Probably born in Venice of German parents, Domenico Campagnola was taken as an apprentice (and probably adopted) at about the age of ten by the engraver Giulio Campagnola. Like his master, Domenico worked primarily as an engraver and designer of woodcuts. He seems to have been a precocious artist, as at least ten engravings signed and dated 1517 are known; indeed, almost all of his dated prints were executed in that year. After Giulio’s death in 1516, Domenico became the leading engraver in Venice before moving to Padua in around 1520. He was also a gifted draughtsman, and is perhaps best known for his landscape views which were often sold as finished, independent works of art. His figural drawings, however, are less well known. Campagnola’s drawing style is at times quite close to, and was certainly strongly influenced by, that of Titian, and the work of the two artists has often been confused. Although known today primarily as an engraver and draughtsman, Campagnola was also active as a painter. In 1531 he received a commission to paint the ceiling of the Oratory of the Confraternity of Santa Maria del Parto in Padua, much of which is now lost or destroyed.

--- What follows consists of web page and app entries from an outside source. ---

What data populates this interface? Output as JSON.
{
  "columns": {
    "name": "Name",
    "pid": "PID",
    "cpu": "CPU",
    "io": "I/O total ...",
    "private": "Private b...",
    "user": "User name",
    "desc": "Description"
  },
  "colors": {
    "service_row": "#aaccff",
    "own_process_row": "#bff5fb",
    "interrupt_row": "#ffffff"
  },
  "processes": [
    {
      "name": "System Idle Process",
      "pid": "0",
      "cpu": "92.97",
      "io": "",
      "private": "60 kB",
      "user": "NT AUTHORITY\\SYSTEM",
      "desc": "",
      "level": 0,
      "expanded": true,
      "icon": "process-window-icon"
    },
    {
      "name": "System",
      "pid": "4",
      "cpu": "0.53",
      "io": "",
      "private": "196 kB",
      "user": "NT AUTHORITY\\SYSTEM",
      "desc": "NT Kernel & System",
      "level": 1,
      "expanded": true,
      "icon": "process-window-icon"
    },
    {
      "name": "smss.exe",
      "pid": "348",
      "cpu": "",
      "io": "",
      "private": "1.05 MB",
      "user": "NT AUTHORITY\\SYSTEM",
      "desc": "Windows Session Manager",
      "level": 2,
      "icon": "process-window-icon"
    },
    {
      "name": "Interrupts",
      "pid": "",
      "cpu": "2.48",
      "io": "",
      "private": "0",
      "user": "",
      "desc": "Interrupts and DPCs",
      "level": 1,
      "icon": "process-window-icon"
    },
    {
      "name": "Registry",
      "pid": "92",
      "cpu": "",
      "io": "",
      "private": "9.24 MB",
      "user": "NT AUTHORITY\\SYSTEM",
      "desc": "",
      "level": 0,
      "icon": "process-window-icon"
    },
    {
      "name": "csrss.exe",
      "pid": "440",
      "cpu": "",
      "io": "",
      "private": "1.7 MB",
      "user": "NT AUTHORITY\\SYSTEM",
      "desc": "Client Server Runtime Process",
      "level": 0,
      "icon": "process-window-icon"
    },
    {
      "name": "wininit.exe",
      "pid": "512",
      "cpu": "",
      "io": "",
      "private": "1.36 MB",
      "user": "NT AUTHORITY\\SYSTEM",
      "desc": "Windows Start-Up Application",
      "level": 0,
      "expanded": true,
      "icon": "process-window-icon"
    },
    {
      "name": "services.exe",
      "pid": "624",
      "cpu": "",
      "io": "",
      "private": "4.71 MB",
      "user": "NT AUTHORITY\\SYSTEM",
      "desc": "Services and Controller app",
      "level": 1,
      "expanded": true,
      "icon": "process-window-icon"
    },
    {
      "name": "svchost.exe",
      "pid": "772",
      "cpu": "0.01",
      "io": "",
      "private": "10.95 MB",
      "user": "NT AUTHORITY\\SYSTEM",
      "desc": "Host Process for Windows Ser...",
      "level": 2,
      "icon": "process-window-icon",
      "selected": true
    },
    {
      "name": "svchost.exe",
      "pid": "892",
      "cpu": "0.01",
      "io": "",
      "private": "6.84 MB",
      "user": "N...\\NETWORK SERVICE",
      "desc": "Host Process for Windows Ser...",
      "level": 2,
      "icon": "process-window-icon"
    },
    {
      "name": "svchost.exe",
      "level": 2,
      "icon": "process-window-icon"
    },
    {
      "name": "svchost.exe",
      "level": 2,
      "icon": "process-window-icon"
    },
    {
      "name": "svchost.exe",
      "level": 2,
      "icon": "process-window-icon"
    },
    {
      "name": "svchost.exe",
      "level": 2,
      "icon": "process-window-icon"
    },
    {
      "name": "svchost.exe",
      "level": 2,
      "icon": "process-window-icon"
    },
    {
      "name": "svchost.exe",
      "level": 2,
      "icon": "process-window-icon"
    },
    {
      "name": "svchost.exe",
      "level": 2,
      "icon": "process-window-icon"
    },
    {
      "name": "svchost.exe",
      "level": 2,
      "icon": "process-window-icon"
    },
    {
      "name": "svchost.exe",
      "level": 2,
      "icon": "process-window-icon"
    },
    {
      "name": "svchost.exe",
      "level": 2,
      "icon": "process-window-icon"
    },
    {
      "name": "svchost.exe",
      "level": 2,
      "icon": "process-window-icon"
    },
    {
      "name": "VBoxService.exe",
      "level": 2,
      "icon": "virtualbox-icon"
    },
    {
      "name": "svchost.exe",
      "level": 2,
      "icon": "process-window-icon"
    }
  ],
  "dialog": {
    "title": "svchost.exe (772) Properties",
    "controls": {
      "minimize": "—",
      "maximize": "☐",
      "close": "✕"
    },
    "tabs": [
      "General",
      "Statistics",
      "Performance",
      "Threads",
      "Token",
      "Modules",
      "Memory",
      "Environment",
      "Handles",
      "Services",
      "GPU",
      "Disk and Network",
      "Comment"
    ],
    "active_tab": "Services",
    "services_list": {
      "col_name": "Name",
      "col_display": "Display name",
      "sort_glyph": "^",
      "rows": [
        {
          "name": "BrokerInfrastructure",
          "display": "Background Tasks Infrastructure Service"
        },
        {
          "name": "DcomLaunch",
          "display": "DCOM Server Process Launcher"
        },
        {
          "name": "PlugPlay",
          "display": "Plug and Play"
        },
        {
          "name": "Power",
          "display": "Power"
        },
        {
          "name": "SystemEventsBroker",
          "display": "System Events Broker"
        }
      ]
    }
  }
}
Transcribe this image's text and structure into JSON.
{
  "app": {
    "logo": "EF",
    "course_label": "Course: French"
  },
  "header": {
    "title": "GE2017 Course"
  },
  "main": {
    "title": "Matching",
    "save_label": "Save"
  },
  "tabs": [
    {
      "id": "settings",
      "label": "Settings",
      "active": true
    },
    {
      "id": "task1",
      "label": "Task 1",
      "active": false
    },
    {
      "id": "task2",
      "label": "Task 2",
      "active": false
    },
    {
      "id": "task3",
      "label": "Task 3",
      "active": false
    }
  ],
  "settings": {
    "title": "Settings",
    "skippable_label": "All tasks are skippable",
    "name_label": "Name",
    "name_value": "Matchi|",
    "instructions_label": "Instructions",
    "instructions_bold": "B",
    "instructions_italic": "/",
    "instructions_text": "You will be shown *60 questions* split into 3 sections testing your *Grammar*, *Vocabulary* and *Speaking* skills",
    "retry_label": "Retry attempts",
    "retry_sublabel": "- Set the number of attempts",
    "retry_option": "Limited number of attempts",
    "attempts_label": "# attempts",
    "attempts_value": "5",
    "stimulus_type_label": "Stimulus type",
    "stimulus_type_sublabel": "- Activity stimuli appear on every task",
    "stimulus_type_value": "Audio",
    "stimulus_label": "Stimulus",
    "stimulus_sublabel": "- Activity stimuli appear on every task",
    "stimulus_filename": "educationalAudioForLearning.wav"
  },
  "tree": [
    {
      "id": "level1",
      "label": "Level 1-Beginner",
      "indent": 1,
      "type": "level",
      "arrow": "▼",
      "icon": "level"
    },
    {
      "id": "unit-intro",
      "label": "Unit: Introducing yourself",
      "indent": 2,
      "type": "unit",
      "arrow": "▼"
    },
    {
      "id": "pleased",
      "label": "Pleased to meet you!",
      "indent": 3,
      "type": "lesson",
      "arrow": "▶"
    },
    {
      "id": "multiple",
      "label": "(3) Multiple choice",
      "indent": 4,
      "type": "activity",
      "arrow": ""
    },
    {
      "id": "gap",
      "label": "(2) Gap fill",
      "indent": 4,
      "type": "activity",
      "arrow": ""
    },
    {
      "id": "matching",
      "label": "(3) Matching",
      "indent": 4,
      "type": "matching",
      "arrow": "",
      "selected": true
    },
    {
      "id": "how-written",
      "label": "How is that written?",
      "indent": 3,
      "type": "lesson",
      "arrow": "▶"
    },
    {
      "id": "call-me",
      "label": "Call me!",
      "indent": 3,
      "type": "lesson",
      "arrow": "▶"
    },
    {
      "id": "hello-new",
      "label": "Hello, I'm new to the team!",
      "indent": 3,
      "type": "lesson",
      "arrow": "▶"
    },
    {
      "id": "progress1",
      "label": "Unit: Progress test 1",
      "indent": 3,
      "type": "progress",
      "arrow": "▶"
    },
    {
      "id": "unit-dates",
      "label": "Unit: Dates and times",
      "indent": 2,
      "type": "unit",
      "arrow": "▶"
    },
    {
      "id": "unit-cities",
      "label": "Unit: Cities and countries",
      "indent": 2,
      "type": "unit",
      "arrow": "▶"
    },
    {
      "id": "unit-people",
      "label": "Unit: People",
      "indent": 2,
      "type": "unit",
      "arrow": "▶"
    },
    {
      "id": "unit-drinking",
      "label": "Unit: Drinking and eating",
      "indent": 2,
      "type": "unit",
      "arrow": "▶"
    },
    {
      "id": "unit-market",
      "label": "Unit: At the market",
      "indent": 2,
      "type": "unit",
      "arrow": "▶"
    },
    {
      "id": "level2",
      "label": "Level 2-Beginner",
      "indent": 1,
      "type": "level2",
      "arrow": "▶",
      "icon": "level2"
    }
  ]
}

Provenance

Mathias Komor, New York (Lugt 1882a), his mark on the old backing sheet
P. & D. Colnaghi, London
Private collection, Middlesex
Thence by descent.

 

Domenico CAMPAGNOLA

Landscape with a Mill